* [Records for processing]:
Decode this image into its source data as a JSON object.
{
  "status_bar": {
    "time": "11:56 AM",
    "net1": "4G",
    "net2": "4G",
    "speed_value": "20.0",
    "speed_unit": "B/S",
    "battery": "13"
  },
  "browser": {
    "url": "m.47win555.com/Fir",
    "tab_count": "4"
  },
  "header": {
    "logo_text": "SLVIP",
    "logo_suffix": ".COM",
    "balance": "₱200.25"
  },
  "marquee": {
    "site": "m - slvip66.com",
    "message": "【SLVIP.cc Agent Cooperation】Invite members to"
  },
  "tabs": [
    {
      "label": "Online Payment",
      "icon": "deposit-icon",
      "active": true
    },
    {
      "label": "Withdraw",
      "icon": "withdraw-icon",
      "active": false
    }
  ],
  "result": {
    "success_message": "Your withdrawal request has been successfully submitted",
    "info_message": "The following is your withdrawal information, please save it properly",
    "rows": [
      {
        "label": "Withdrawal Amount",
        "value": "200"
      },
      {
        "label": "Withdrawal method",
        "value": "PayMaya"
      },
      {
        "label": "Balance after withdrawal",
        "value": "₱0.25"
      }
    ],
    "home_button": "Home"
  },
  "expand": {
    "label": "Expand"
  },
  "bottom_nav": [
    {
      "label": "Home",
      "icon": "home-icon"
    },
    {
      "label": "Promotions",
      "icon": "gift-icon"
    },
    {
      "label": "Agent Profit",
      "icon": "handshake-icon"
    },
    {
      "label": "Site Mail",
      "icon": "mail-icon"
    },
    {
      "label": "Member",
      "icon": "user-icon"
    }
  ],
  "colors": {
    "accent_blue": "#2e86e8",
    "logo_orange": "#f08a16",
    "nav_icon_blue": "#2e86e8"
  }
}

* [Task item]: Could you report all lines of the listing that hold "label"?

* [Exercise output]:
      "label": "Online Payment",
      "label": "Withdraw",
        "label": "Withdrawal Amount",
        "label": "Withdrawal method",
        "label": "Balance after withdrawal",
    "label": "Expand"
      "label": "Home",
      "label": "Promotions",
      "label": "Agent Profit",
      "label": "Site Mail",
      "label": "Member",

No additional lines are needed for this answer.